Most Christians might associate the term Zion with Jerusalem and most modern observers associate the term with the political movement to establish a home for the descendants of Israel. To Mormons, Zion has deep meanings that are rooted in modern-day revelations.
The Mormon scriptures refer to an ancient prophet Enoch who founded the antediluvian city of Zion. Two generations before the great flood in Noah’s day, Enoch was a mighty prophet. He lived in a time of great violence upon the earth. Through his preaching, he gathered followers from among the various city-states of the known world into a community. This community lived in a system of social equality that involved redistribution of wealth and a system of private stewardships over properties consecrated to the community. In this manner, they were able to successfully eliminate poverty among them. Although the ancient city of Zion was targeted for military conquest by those around it, it was protected by divine power.

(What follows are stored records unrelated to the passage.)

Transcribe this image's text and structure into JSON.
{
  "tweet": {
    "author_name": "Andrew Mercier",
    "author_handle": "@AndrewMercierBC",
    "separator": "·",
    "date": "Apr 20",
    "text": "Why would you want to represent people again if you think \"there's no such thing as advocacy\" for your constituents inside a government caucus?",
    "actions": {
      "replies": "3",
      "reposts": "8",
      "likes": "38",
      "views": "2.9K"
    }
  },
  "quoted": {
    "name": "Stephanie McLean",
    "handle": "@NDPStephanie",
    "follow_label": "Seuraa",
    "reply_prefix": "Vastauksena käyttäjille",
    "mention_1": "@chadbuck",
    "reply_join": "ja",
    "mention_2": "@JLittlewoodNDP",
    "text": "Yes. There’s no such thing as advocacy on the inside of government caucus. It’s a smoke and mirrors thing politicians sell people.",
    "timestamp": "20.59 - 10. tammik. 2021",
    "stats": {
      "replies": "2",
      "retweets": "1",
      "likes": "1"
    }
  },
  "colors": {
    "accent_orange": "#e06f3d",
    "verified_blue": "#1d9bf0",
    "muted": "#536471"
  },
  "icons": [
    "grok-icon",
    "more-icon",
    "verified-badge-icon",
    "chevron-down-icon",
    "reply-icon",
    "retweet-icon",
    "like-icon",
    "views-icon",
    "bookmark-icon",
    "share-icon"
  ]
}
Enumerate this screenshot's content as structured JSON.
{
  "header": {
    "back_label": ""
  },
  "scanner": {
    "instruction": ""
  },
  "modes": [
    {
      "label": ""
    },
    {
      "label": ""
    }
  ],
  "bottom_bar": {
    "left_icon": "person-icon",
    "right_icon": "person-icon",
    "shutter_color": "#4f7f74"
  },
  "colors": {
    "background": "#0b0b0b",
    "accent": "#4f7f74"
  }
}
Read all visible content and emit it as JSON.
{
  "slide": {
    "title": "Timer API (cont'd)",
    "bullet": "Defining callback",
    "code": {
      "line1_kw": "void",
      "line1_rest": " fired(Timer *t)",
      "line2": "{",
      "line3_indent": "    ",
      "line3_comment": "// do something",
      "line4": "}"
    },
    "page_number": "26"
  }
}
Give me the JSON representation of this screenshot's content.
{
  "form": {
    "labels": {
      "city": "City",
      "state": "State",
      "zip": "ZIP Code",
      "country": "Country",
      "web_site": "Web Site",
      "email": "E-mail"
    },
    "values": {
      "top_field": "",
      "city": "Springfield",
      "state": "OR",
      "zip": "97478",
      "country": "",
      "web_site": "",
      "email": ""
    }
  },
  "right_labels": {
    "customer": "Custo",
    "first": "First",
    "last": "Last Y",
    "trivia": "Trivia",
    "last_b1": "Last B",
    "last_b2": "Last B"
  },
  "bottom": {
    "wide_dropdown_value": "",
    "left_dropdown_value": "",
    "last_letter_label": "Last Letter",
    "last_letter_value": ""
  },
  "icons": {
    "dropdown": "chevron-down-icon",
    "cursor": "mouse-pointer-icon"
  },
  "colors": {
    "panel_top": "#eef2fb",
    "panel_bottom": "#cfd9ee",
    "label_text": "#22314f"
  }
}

Eventually, the righteousness and unity of this people became so great that Zion was taken up from the earth. Its inhabitants were “translated,” meaning that they were transformed from a mortal state to one of intermediate immortality. They passed from life into immortality without tasting of death.
Our scriptures also speak of Melchizedek who was an ancient high priest, to whom even Abraham paid tithes. Very little is known of him other than that he was a figure similar to Enoch. Melchizedek was the king of Salem, who converted a hardened people by his preaching and organized them similarly to Enoch’s people. For this, he became known as the King of Peace, and is considered to be an archetype of Christ before the Savior’s birth.
In the first century after the mortal ministry of Jesus Christ, the apostles organized the Church according to these principles and had “all things in common” (Acts 2:44). It appears to be a characteristic that, whenever God bestows keys of authority among mortals, calls prophets, and ordains apostles, that this economic effort becomes a priority along with evangelization.
Following the restoration of the gospel in modern times through the Prophet Joseph Smith, the early latter-day saints organized themselves with limited success into “united orders” in which consecrated properties were redistributed into “stewardships” which were administered by individuals and families. The communal principles were observed voluntarily from the late 1830s into the 1870s. It is anticipated that, at some future time, the Church will transition into this economic model in a time of great need. It will be associated with a period of extensive gathering and migration, during which the city of New Jerusalem will be constructed by saints and a “remnant of Jacob” near what is present-day Independence, Missouri (3 Nephi 21:23).
Thus, to us Zion is not only the city of Jerusalem. It is a prototype of a righteous society, one which can successfully address the effects of poverty and need. Every Mormon who has received the covenants of the temple is committed to laboring for the eventual advent of this society. This belief engages us in humanitarian efforts, efforts to address issues of social justice, and to be devoted members of the Church.
Zion cannot be legislated into existence, but its conditions will emerge as humanity experiences a mighty change of heart (Mosiah 5:2, Alma 5:13-14) and turns from evil. It will be a gradual process until a tipping point occurs, and then its influence will expand naturally and rapidly. The process is a peaceful one that come as men and women sanctify themselves and yield their hearts unto God (Helaman 3:35). The ultimate definition of Zion is defined in our scriptures as “the pure in heart” (Doctrine and Covenants 97:21). Zion will be established at some point prior to the Second Coming of Jesus Christ, but its influence in the world will expand primarily during a thousand-year period of peace following that event.
Zion will be built one individual, one family, one city, and one nation at a time. It is the dream of every latter-day saint to see the day when the Zion of God will stand established upon the earth again. It is an ideal we seek to achieve in our homes and within our personal lives.